Repeating a theme that he has voiced in other cases involving efforts by foreign plaintiffs to recover in U.S. courts, Roberts stressed that the justices “have recognized that ‘United States law governs domestically but does not rule the world.’” The United States, Roberts wrote, “would be surprised — and might even initiate reciprocal action — if a court in Germany adjudicated claims by Americans that they were entitled to hundreds of millions of dollars because of human rights violations” committed by the U.S. government long ago. “There is no reason to anticipate,” Roberts concluded, that “Germany’s reaction would be any different were American courts” to entertain the heirs’ lawsuit against Germany here.
The court did not resolve a separate issue in the case: whether principles of “international comity” require federal courts to avoid resolving the heirs’ claims even if they have jurisdiction. It also did not address a different argument made by the heirs, who suggested that the lawsuit could still go forward because the members of the consortium were not German nationals when the forced sale took place. The justices sent the case back to the lower courts so that the district court could consider this question – including whether the heirs had adequately made this argument below.
At the same time that it issued its ruling, the Supreme Court released a separate one-sentence opinion vacating the D.C. Circuit’s opinion in Hungary v. Simon, which was argued on the same day as Germany v. Philipp. In that case, 14 Jewish survivors of the Hungarian portion of the Holocaust filed a federal class action against Hungary and the successor to its state-owned railroad, seeking compensation for property taken from them. Like the art dealers’ heirs in the German case, they relied on the expropriation exception, but the question before the Supreme Court was whether federal courts should abstain from hearing the case even if they have jurisdiction.
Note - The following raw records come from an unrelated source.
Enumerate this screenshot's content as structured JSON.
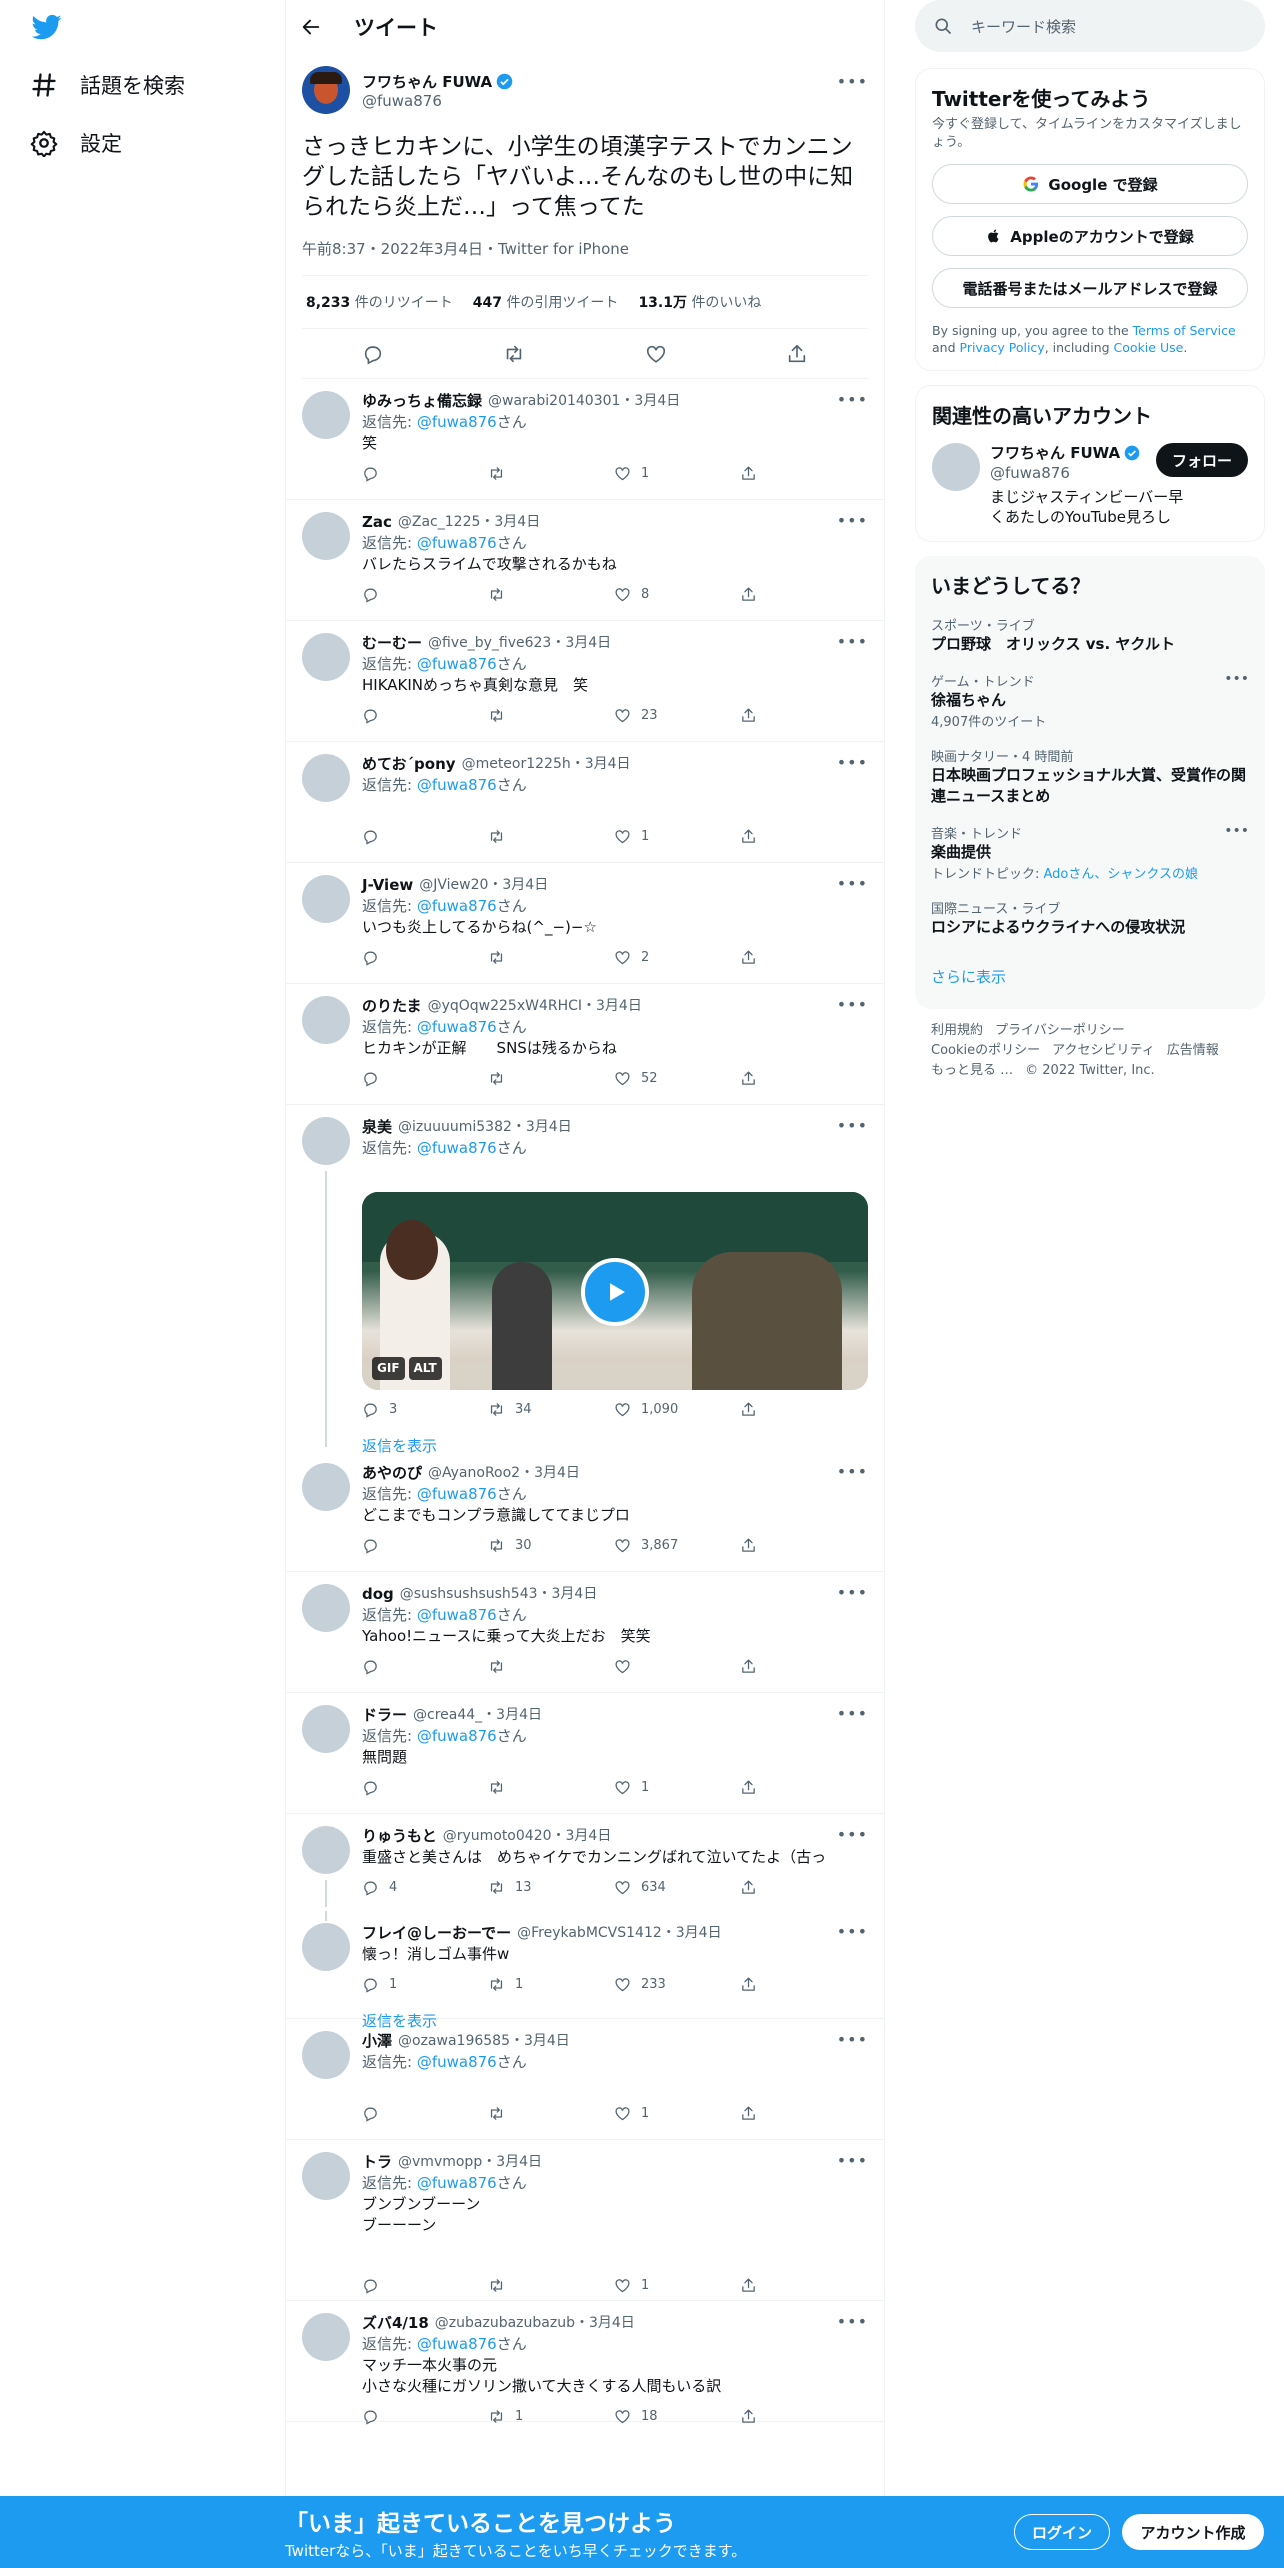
{
  "nav": {
    "explore": "話題を検索",
    "settings": "設定"
  },
  "header": {
    "title": "ツイート"
  },
  "tweet": {
    "name": "フワちゃん FUWA",
    "handle": "@fuwa876",
    "text": "さっきヒカキンに、小学生の頃漢字テストでカンニングした話したら「ヤバいよ…そんなのもし世の中に知られたら炎上だ…」って焦ってた",
    "meta": "午前8:37・2022年3月4日・Twitter for iPhone",
    "retweets_num": "8,233",
    "retweets_label": "件のリツイート",
    "quotes_num": "447",
    "quotes_label": "件の引用ツイート",
    "likes_num": "13.1万",
    "likes_label": "件のいいね"
  },
  "reply_to_label": "返信先: ",
  "reply_to_handle": "@fuwa876",
  "reply_to_suffix": "さん",
  "show_replies": "返信を表示",
  "replies": [
    {
      "name": "ゆみっちょ備忘録",
      "handle": "@warabi20140301・3月4日",
      "text": "笑",
      "reply": "",
      "rt": "",
      "like": "1"
    },
    {
      "name": "Zac",
      "handle": "@Zac_1225・3月4日",
      "text": "バレたらスライムで攻撃されるかもね",
      "reply": "",
      "rt": "",
      "like": "8"
    },
    {
      "name": "むーむー",
      "handle": "@five_by_five623・3月4日",
      "text": "HIKAKINめっちゃ真剣な意見　笑",
      "reply": "",
      "rt": "",
      "like": "23"
    },
    {
      "name": "めておˊpony",
      "handle": "@meteor1225h・3月4日",
      "text": "",
      "reply": "",
      "rt": "",
      "like": "1"
    },
    {
      "name": "J-View",
      "handle": "@JView20・3月4日",
      "text": "いつも炎上してるからね(^_−)−☆",
      "reply": "",
      "rt": "",
      "like": "2"
    },
    {
      "name": "のりたま",
      "handle": "@yqOqw225xW4RHCI・3月4日",
      "text": "ヒカキンが正解　　SNSは残るからね",
      "reply": "",
      "rt": "",
      "like": "52"
    },
    {
      "name": "泉美",
      "handle": "@izuuuumi5382・3月4日",
      "text": "",
      "reply": "3",
      "rt": "34",
      "like": "1,090",
      "gif": "GIF",
      "alt": "ALT"
    },
    {
      "name": "あやのぴ",
      "handle": "@AyanoRoo2・3月4日",
      "text": "どこまでもコンプラ意識しててまじプロ",
      "reply": "",
      "rt": "30",
      "like": "3,867"
    },
    {
      "name": "dog",
      "handle": "@sushsushsush543・3月4日",
      "text": "Yahoo!ニュースに乗って大炎上だお　笑笑",
      "reply": "",
      "rt": "",
      "like": ""
    },
    {
      "name": "ドラー",
      "handle": "@crea44_・3月4日",
      "text": "無問題",
      "reply": "",
      "rt": "",
      "like": "1"
    },
    {
      "name": "りゅうもと",
      "handle": "@ryumoto0420・3月4日",
      "text": "重盛さと美さんは　めちゃイケでカンニングばれて泣いてたよ（古っ",
      "reply": "4",
      "rt": "13",
      "like": "634"
    },
    {
      "name": "フレイ@しーおーでー",
      "handle": "@FreykabMCVS1412・3月4日",
      "text": "懐っ！消しゴム事件w",
      "reply": "1",
      "rt": "1",
      "like": "233"
    },
    {
      "name": "小澤",
      "handle": "@ozawa196585・3月4日",
      "text": "",
      "reply": "",
      "rt": "",
      "like": "1"
    },
    {
      "name": "トラ",
      "handle": "@vmvmopp・3月4日",
      "text": "ブンブンブーーン\nブーーーン",
      "reply": "",
      "rt": "",
      "like": "1"
    },
    {
      "name": "ズバ4/18",
      "handle": "@zubazubazubazub・3月4日",
      "text": "マッチ一本火事の元\n小さな火種にガソリン撒いて大きくする人間もいる訳",
      "reply": "",
      "rt": "1",
      "like": "18"
    }
  ],
  "search": {
    "placeholder": "キーワード検索"
  },
  "signup": {
    "title": "Twitterを使ってみよう",
    "sub": "今すぐ登録して、タイムラインをカスタマイズしましょう。",
    "google": "Google で登録",
    "apple": "Appleのアカウントで登録",
    "phone": "電話番号またはメールアドレスで登録",
    "legal_1": "By signing up, you agree to the ",
    "tos": "Terms of Service",
    "legal_2": " and ",
    "privacy": "Privacy Policy",
    "legal_3": ", including ",
    "cookie": "Cookie Use",
    "legal_4": "."
  },
  "related": {
    "title": "関連性の高いアカウント",
    "name": "フワちゃん FUWA",
    "handle": "@fuwa876",
    "bio": "まじジャスティンビーバー早くあたしのYouTube見ろし",
    "follow": "フォロー"
  },
  "trends": {
    "title": "いまどうしてる？",
    "items": [
      {
        "cat": "スポーツ・ライブ",
        "title": "プロ野球　オリックス vs. ヤクルト",
        "sub": ""
      },
      {
        "cat": "ゲーム・トレンド",
        "title": "徐福ちゃん",
        "sub": "4,907件のツイート"
      },
      {
        "cat": "映画ナタリー・4 時間前",
        "title": "日本映画プロフェッショナル大賞、受賞作の関連ニュースまとめ",
        "sub": ""
      },
      {
        "cat": "音楽・トレンド",
        "title": "楽曲提供",
        "sub": "トレンドトピック: ",
        "sub_link": "Adoさん、シャンクスの娘"
      },
      {
        "cat": "国際ニュース・ライブ",
        "title": "ロシアによるウクライナへの侵攻状況",
        "sub": ""
      }
    ],
    "show_more": "さらに表示"
  },
  "footer": {
    "l1": "利用規約",
    "l2": "プライバシーポリシー",
    "l3": "Cookieのポリシー",
    "l4": "アクセシビリティ",
    "l5": "広告情報",
    "l6": "もっと見る …",
    "l7": "© 2022 Twitter, Inc."
  },
  "banner": {
    "big": "「いま」起きていることを見つけよう",
    "small": "Twitterなら、「いま」起きていることをいち早くチェックできます。",
    "login": "ログイン",
    "signup": "アカウント作成"
  },
  "colors": {
    "accent": "#1d9bf0",
    "text": "#0f1419",
    "muted": "#536471"
  }
}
In an unsigned opinion on Wednesday, the justices sent the case back to the lower courts for another look at whether the case can go forward if, after the opinion in Germany v. Philipp, the plaintiffs cannot rely on the exception.
This article was originally published at Howe on the Court.